Data entries.

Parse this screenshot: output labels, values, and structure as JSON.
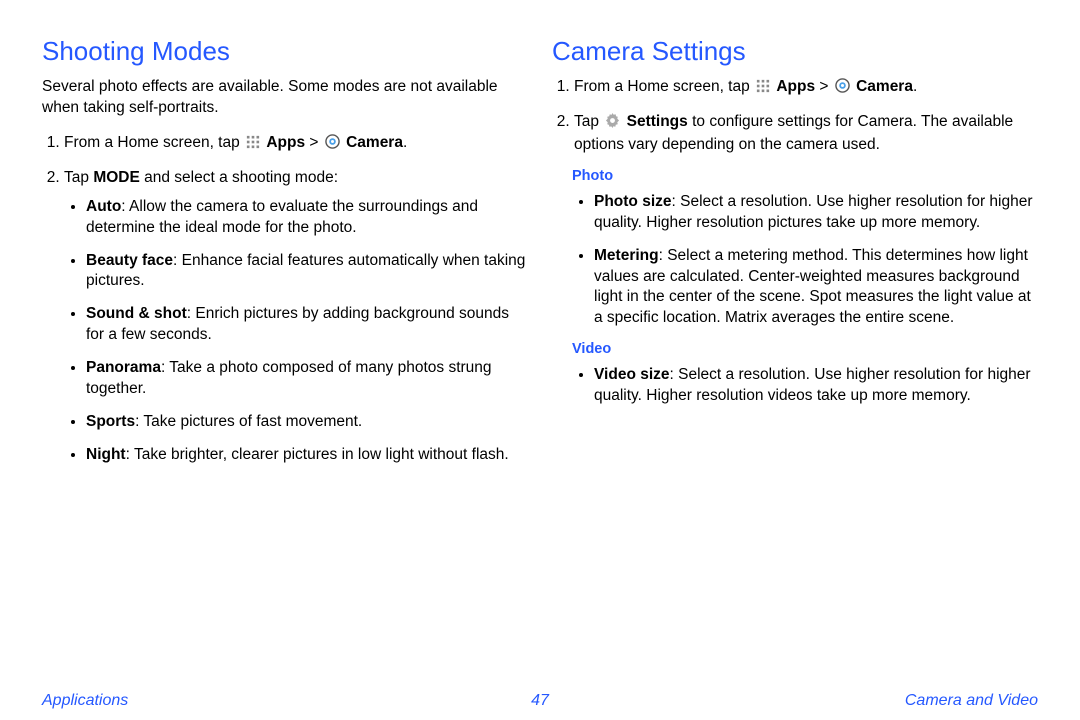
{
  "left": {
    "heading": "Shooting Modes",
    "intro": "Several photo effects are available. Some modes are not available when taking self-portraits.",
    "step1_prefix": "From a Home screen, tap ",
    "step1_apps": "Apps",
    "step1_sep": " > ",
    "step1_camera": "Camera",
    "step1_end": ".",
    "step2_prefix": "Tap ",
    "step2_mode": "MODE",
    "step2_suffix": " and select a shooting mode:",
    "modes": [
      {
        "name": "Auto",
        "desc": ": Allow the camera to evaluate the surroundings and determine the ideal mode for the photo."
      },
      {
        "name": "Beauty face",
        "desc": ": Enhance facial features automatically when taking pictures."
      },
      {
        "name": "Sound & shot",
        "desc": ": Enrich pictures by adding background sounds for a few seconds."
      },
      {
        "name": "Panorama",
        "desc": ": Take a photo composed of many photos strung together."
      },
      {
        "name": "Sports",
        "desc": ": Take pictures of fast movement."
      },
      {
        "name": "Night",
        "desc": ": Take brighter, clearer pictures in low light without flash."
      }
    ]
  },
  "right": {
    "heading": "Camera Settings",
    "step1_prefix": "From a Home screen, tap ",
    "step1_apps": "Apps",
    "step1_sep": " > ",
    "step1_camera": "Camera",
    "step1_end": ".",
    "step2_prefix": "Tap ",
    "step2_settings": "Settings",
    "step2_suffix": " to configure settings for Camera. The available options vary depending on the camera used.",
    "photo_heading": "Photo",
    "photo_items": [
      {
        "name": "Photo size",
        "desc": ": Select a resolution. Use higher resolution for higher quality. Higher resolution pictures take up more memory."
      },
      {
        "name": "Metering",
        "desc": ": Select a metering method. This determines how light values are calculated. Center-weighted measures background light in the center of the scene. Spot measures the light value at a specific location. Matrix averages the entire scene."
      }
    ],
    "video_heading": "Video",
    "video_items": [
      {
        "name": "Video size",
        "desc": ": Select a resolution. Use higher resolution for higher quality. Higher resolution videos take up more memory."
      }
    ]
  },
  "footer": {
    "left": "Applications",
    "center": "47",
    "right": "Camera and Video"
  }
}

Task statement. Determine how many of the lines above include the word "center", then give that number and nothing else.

Solution to this task. 2